WHAT TO PRODUCE.
Tally the lines below that contain the word "Cherokee", then give the tally and nothing more.

Component data from apps and pages.
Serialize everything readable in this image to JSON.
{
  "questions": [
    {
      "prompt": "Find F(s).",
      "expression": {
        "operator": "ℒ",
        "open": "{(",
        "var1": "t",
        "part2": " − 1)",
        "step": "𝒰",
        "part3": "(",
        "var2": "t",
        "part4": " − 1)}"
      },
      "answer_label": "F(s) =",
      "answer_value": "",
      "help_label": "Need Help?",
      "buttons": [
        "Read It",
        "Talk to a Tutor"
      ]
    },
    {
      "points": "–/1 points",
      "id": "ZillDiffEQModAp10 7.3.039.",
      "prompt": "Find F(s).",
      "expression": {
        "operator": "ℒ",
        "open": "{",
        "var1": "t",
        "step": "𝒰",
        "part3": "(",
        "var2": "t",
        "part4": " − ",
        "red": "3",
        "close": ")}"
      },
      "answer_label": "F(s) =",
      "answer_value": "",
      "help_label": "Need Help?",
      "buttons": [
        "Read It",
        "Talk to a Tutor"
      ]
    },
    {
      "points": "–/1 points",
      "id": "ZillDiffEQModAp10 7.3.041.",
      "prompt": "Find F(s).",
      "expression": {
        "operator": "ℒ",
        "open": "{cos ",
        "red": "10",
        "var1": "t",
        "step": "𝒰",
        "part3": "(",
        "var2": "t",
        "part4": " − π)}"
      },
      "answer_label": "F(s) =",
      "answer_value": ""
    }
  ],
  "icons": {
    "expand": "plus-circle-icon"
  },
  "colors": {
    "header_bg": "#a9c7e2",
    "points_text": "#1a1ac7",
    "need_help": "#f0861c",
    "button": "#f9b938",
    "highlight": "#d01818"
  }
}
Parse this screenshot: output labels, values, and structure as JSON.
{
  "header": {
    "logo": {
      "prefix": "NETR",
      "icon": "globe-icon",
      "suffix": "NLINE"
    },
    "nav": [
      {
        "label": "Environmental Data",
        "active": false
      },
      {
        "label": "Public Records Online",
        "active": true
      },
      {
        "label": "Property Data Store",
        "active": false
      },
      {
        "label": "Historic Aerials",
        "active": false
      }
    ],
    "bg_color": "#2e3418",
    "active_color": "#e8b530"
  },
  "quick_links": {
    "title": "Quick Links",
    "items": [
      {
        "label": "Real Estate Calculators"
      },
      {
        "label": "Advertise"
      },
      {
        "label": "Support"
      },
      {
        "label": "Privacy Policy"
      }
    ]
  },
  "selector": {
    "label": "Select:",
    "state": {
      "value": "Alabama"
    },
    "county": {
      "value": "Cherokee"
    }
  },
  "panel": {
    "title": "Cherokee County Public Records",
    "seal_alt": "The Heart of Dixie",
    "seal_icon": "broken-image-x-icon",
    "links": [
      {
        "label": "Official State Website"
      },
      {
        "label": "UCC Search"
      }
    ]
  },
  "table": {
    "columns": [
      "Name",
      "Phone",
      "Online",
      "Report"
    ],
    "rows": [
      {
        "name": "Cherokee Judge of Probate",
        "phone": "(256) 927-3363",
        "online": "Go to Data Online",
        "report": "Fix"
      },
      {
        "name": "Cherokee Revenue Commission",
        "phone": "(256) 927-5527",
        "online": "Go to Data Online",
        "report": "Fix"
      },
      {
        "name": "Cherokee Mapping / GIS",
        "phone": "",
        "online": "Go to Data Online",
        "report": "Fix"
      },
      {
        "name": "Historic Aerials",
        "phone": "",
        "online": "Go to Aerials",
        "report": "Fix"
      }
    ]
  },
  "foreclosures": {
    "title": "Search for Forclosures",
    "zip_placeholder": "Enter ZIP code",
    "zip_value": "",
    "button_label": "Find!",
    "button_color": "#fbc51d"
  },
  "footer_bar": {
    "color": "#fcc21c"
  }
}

COMPLETED EXERCISE.
5